So the husband, who is addicted to toast and considers it a perfectly acceptable dinner, has had to resort to the ready-made toast we find in the supermarkets.   Each piece is identical, crisp throughout, evenly tanned on both sides.   And yes, it comes in a convenient, resealable pack.  But it’s not the same.  The texture is all wrong and crumbly, the spreads don’t melt on the toast, and most disappointing of all, we don’t get that delicious, toasted bread smell.  It didn’t matter so much when the temperatures were raging outside, and the idea  of hot food was often repugnant.  But now, with colder, rainy days, we miss the comfort of toast.

Room with a view

Standard

The beginning of August in Italy. This is the height of summer. Flowers bloom profusely in gardens, on roads, in meadows, and of course, hanging from window boxes at almost every window.

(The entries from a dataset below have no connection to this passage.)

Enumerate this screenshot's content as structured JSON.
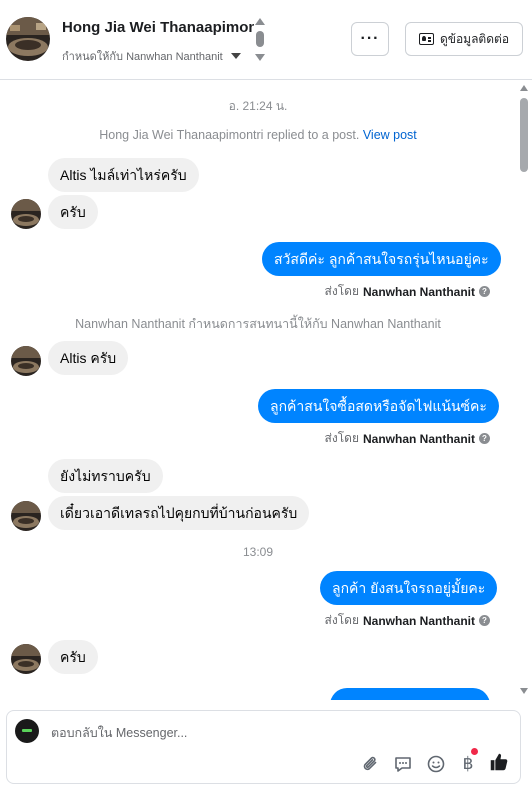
{
  "header": {
    "name": "Hong Jia Wei Thanaapimontri",
    "assigned_text": "กำหนดให้กับ Nanwhan Nanthanit",
    "more_label": "···",
    "contact_label": "ดูข้อมูลติดต่อ"
  },
  "chat": {
    "time_1": "อ. 21:24 น.",
    "replied_text": "Hong Jia Wei Thanaapimontri replied to a post.",
    "view_post_label": "View post",
    "msg_in_1": "Altis ไมล์เท่าไหร่ครับ",
    "msg_in_2": "ครับ",
    "msg_out_1": "สวัสดีค่ะ ลูกค้าสนใจรถรุ่นไหนอยู่คะ",
    "sent_by_prefix": "ส่งโดย",
    "sent_by_name": "Nanwhan Nanthanit",
    "assign_event": "Nanwhan Nanthanit กำหนดการสนทนานี้ให้กับ Nanwhan Nanthanit",
    "msg_in_3": "Altis ครับ",
    "msg_out_2": "ลูกค้าสนใจซื้อสดหรือจัดไฟแน้นซ์คะ",
    "msg_in_4": "ยังไม่ทราบครับ",
    "msg_in_5": "เดี๋ยวเอาดีเทลรถไปคุยกบที่บ้านก่อนครับ",
    "time_2": "13:09",
    "msg_out_3": "ลูกค้า ยังสนใจรถอยู่มั้ยคะ",
    "msg_in_6": "ครับ"
  },
  "composer": {
    "placeholder": "ตอบกลับใน Messenger..."
  },
  "icons": {
    "attach": "paperclip-icon",
    "saved_replies": "speech-bubble-icon",
    "emoji": "smiley-icon",
    "payment": "baht-icon",
    "like": "thumbs-up-icon"
  },
  "colors": {
    "outgoing_bubble": "#0084ff",
    "incoming_bubble": "#f0f0f0",
    "like_icon": "#1c1e21",
    "notification_dot": "#f02849",
    "link": "#0064d1"
  }
}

The heat never goes, building and building, often reaching its height at 7 pm, well into the 30s, and giving little evening respite. The garden at our rental accommodation, with trees, bushes and a hammock, lies unused. We are lucky that the temperature doesn’t soar to 40, as is possible in Italy in August, because our new accommodation has air-conditioning in only one room – at the top of the tower.

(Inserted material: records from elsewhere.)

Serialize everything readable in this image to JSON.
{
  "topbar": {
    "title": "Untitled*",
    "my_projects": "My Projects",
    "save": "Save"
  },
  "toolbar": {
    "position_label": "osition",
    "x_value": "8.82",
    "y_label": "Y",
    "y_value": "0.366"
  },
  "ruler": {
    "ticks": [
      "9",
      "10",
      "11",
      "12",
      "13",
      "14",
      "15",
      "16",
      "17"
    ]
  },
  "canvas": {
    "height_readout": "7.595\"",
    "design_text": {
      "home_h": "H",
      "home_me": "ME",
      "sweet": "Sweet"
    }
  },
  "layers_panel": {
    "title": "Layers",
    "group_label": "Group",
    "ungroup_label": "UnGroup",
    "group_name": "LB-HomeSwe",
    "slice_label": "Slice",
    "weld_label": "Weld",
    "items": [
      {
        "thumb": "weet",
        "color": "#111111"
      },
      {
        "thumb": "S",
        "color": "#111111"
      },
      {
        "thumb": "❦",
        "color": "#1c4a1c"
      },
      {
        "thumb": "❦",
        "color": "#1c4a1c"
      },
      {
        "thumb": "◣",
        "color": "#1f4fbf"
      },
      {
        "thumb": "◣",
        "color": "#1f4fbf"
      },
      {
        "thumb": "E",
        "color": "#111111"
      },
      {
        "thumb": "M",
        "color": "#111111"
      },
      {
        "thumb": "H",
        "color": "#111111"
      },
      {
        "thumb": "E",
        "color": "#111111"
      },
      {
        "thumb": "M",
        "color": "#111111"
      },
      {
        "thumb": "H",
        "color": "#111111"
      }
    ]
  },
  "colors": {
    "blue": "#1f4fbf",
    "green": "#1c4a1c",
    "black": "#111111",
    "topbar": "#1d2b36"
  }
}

Yes, that’s what I said. Tower. We rented a stone tower that dates back almost a thousand years. Renovated about 12 years ago into a charming home, owned by a former travel journalist, it is now rented out periodically by the owner. How idyllic, I thought, sitting in our tree house in Wellington before we left. And in many ways it was. Stone walls three feet thick, an arrow slot in the bathroom, and a studio at the top floor, with views across the river to the forest, and villages beyond, their church bell towers stretching above the trees surrounding them.  (The studio also proved to be a great location to watch a thunder/lightning storm from). But the heat in our third-floor bedroom, the smell from the owners’ dog in the living area (and by the end of the week, the fleas we found), and the constant concern that we were in someone’s house and had to keep it spotless, didn’t help me feel entirely relaxed.

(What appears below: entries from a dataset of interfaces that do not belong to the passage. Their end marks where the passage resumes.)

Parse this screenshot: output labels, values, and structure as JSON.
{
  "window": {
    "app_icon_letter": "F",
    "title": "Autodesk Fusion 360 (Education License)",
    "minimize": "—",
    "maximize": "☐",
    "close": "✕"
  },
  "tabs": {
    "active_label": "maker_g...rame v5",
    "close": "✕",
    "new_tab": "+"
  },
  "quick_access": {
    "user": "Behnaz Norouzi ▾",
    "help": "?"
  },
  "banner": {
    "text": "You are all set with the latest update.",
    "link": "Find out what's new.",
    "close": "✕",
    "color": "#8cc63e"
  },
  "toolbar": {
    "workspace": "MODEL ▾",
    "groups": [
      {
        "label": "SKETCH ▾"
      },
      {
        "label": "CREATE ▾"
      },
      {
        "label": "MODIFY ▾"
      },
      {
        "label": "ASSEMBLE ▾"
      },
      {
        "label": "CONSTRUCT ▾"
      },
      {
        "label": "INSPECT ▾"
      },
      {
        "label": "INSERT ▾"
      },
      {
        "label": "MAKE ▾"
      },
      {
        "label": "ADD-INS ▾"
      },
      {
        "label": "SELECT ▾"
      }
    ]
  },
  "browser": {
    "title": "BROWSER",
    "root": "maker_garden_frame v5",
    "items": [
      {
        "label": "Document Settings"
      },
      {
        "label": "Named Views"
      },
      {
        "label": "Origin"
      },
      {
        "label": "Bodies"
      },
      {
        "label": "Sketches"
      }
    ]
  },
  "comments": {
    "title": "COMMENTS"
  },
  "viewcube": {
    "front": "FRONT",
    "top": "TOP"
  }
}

The tower was in a small village, with a tiny shop just a few doors down, one bar/restaurant over the road, and a trattoria next to the shop, and a church. Sounds perfect.  But the bar (in Italy, a bar is in fact a cafe) served the worst coffee I’ve had in Italy, so one visit was enough. The tiny shop was like a small expensive dairy, and the trattoria was only open a few days a week. So we didn’t frequent the local businesses as I would have liked. To add insult to injury, some local luminary – or perhaps the local priest – had decided that the church bells should ring multiple times a day, sounding services or simply the hour or half hour. Why they thought it was a good idea to ring the damn bells about 50 times at 7.30 on a Saturday morning, I don’t know!

The location was brilliant though – so close to the lakes, and very close to the airport (though virtually no noise). But as soon as we ventured out from the village, and before we got to the local town or the lakes, we found ourselves in a kind of no-man’s land. We were in airport services land. Airport hotels were scattered around – in fact, the Crowne Plaza, usually an excellent brand, was tucked away in a back street in a nowhere collection of buildings. (Though nearby, there was a very good pizzeria we visited several times, on the recommendation of the Easyjet guys.) And then there were the carparks. Everywhere, on the main road into the nearby town, tucked behind the Crowne Plaza, the pizzeria, everywhere, there were long-term low-cost airport parking lots (basically just fields crammed with tiny Italian cars), with a constant stream of vans taking their customers to and from the airport. It was all very odd.

Yet in Castelnovate, our little village, set on the edge of a national park, with the Ticino river just at the end of the road (maybe a km away), with our tower, and church bells, with the charming cemetery at the end of the road, the sports field, and the children’s play ground, and friendly neighbours and lots of dogs, it seemed hard to believe that a major international airport was practically next door.

Our ancient tower in Lombardy

Our ancient tower in Lombardy